=== TASK DIRECTIONS ===
Each entry that follows should be set down precisely, with its pictures removed.

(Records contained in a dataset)
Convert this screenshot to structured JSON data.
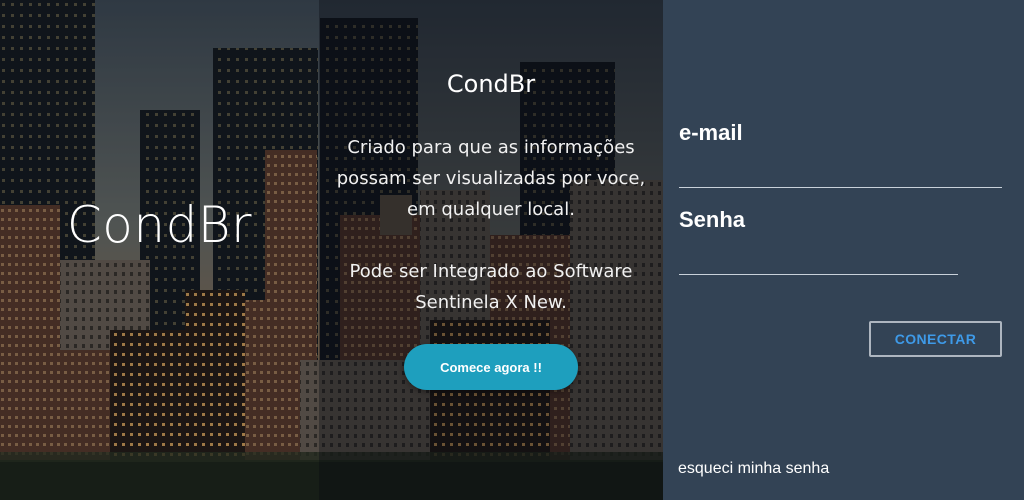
{
  "left_panel": {
    "brand": "CondBr"
  },
  "middle_panel": {
    "title": "CondBr",
    "description": "Criado para que as informações possam ser visualizadas por voce, em qualquer local.",
    "integration": "Pode ser Integrado ao Software Sentinela X New.",
    "start_button_label": "Comece agora !!"
  },
  "login": {
    "email_label": "e-mail",
    "email_value": "",
    "password_label": "Senha",
    "password_value": "",
    "connect_button_label": "CONECTAR",
    "forgot_password_link": "esqueci minha senha"
  },
  "colors": {
    "login_panel_bg": "#334355",
    "start_button_bg": "#1e9fbe",
    "connect_text": "#3e9ae8"
  }
}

=== ANSWER SPACE ===
Convert this screenshot to structured JSON data.
{
  "left_panel": {
    "brand": "CondBr"
  },
  "middle_panel": {
    "title": "CondBr",
    "description": "Criado para que as informações possam ser visualizadas por voce, em qualquer local.",
    "integration": "Pode ser Integrado ao Software Sentinela X New.",
    "start_button_label": "Comece agora !!"
  },
  "login": {
    "email_label": "e-mail",
    "email_value": "",
    "password_label": "Senha",
    "password_value": "",
    "connect_button_label": "CONECTAR",
    "forgot_password_link": "esqueci minha senha"
  },
  "colors": {
    "login_panel_bg": "#334355",
    "start_button_bg": "#1e9fbe",
    "connect_text": "#3e9ae8"
  }
}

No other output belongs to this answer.